● **Work to be completed**
Throughout the listing that follows, find each line with the word "July" and copy it.

● **Available records**
*** Begin section ***

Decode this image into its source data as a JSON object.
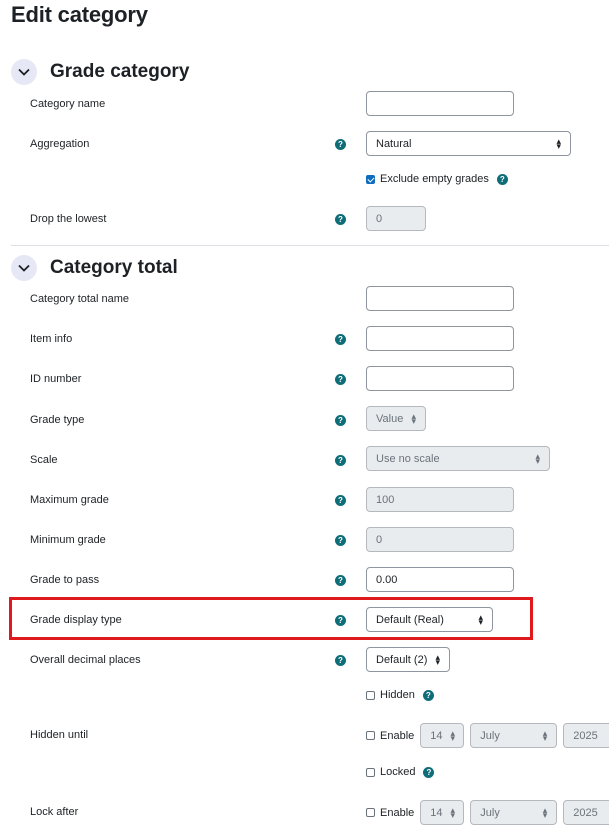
{
  "page": {
    "title": "Edit category"
  },
  "grade_category": {
    "heading": "Grade category",
    "category_name_label": "Category name",
    "category_name_value": "",
    "aggregation_label": "Aggregation",
    "aggregation_value": "Natural",
    "exclude_empty_label": "Exclude empty grades",
    "exclude_empty_checked": true,
    "drop_lowest_label": "Drop the lowest",
    "drop_lowest_value": "0"
  },
  "category_total": {
    "heading": "Category total",
    "total_name_label": "Category total name",
    "total_name_value": "",
    "item_info_label": "Item info",
    "item_info_value": "",
    "id_number_label": "ID number",
    "id_number_value": "",
    "grade_type_label": "Grade type",
    "grade_type_value": "Value",
    "scale_label": "Scale",
    "scale_value": "Use no scale",
    "max_grade_label": "Maximum grade",
    "max_grade_value": "100",
    "min_grade_label": "Minimum grade",
    "min_grade_value": "0",
    "grade_pass_label": "Grade to pass",
    "grade_pass_value": "0.00",
    "display_type_label": "Grade display type",
    "display_type_value": "Default (Real)",
    "decimal_label": "Overall decimal places",
    "decimal_value": "Default (2)",
    "hidden_label": "Hidden",
    "hidden_until_label": "Hidden until",
    "hidden_until_enable": "Enable",
    "hidden_until_day": "14",
    "hidden_until_month": "July",
    "hidden_until_year": "2025",
    "locked_label": "Locked",
    "lock_after_label": "Lock after",
    "lock_after_enable": "Enable",
    "lock_after_day": "14",
    "lock_after_month": "July",
    "lock_after_year": "2025"
  },
  "icons": {
    "help": "question-circle-icon",
    "collapse": "chevron-down-icon"
  },
  "colors": {
    "help": "#0f6d77",
    "highlight": "#e0191c",
    "checkbox": "#0f6cbf"
  }
}
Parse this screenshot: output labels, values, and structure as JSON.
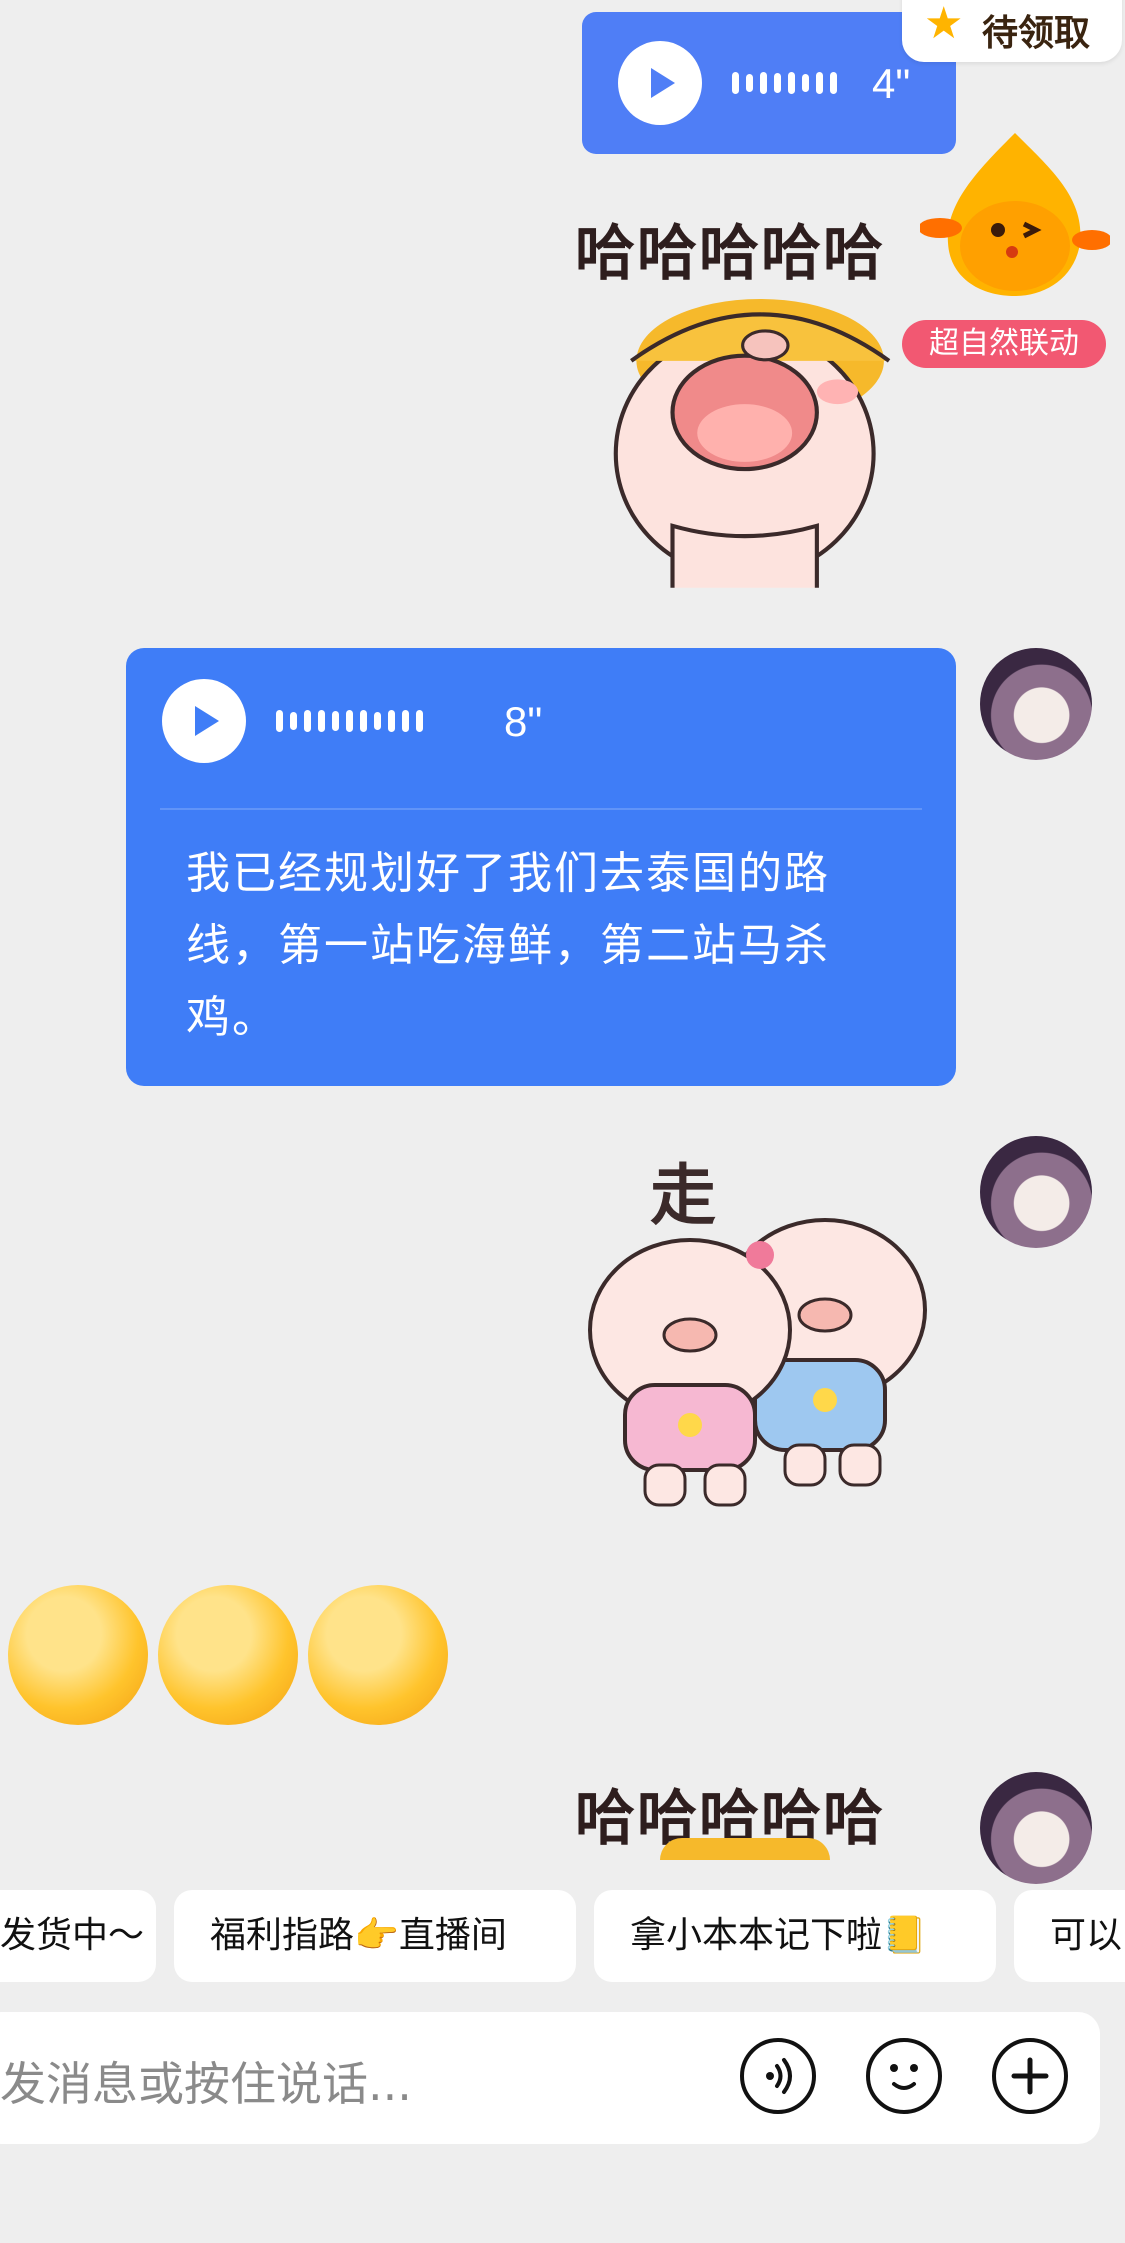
{
  "reward": {
    "label": "待领取",
    "tag": "超自然联动"
  },
  "messages": {
    "voice_small": {
      "duration": "4\""
    },
    "laugh_sticker_text": "哈哈哈哈哈",
    "voice_big": {
      "duration": "8\"",
      "transcript": "我已经规划好了我们去泰国的路线，第一站吃海鲜，第二站马杀鸡。"
    },
    "go_sticker_text": "走",
    "laugh_sticker_text_2": "哈哈哈哈哈"
  },
  "quick_replies": [
    "发货中～",
    "福利指路👉直播间",
    "拿小本本记下啦📒",
    "可以"
  ],
  "input": {
    "placeholder": "发消息或按住说话..."
  },
  "icons": [
    "voice-icon",
    "emoji-icon",
    "plus-icon"
  ]
}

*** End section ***

● **Expected answer**
    "hidden_until_month": "July",
    "lock_after_month": "July",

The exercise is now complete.